Content starts

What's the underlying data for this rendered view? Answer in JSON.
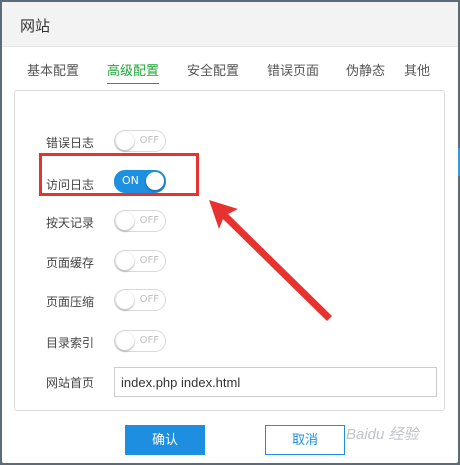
{
  "dialog": {
    "title": "网站"
  },
  "tabs": [
    {
      "label": "基本配置",
      "active": false
    },
    {
      "label": "高级配置",
      "active": true
    },
    {
      "label": "安全配置",
      "active": false
    },
    {
      "label": "错误页面",
      "active": false
    },
    {
      "label": "伪静态",
      "active": false
    },
    {
      "label": "其他",
      "active": false
    }
  ],
  "settings": [
    {
      "label": "错误日志",
      "state": "OFF",
      "enabled": false
    },
    {
      "label": "访问日志",
      "state": "ON",
      "enabled": true
    },
    {
      "label": "按天记录",
      "state": "OFF",
      "enabled": false
    },
    {
      "label": "页面缓存",
      "state": "OFF",
      "enabled": false
    },
    {
      "label": "页面压缩",
      "state": "OFF",
      "enabled": false
    },
    {
      "label": "目录索引",
      "state": "OFF",
      "enabled": false
    }
  ],
  "index_page": {
    "label": "网站首页",
    "value": "index.php index.html"
  },
  "buttons": {
    "confirm": "确认",
    "cancel": "取消"
  },
  "watermark": "Baidu 经验",
  "colors": {
    "accent": "#1e8fe0",
    "active_tab": "#20a53a",
    "annotation": "#e8322f"
  }
}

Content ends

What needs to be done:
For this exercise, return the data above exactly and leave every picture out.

Answer to this problem:
What's the underlying data for this rendered view? Answer in JSON.
{
  "dialog": {
    "title": "网站"
  },
  "tabs": [
    {
      "label": "基本配置",
      "active": false
    },
    {
      "label": "高级配置",
      "active": true
    },
    {
      "label": "安全配置",
      "active": false
    },
    {
      "label": "错误页面",
      "active": false
    },
    {
      "label": "伪静态",
      "active": false
    },
    {
      "label": "其他",
      "active": false
    }
  ],
  "settings": [
    {
      "label": "错误日志",
      "state": "OFF",
      "enabled": false
    },
    {
      "label": "访问日志",
      "state": "ON",
      "enabled": true
    },
    {
      "label": "按天记录",
      "state": "OFF",
      "enabled": false
    },
    {
      "label": "页面缓存",
      "state": "OFF",
      "enabled": false
    },
    {
      "label": "页面压缩",
      "state": "OFF",
      "enabled": false
    },
    {
      "label": "目录索引",
      "state": "OFF",
      "enabled": false
    }
  ],
  "index_page": {
    "label": "网站首页",
    "value": "index.php index.html"
  },
  "buttons": {
    "confirm": "确认",
    "cancel": "取消"
  },
  "watermark": "Baidu 经验",
  "colors": {
    "accent": "#1e8fe0",
    "active_tab": "#20a53a",
    "annotation": "#e8322f"
  }
}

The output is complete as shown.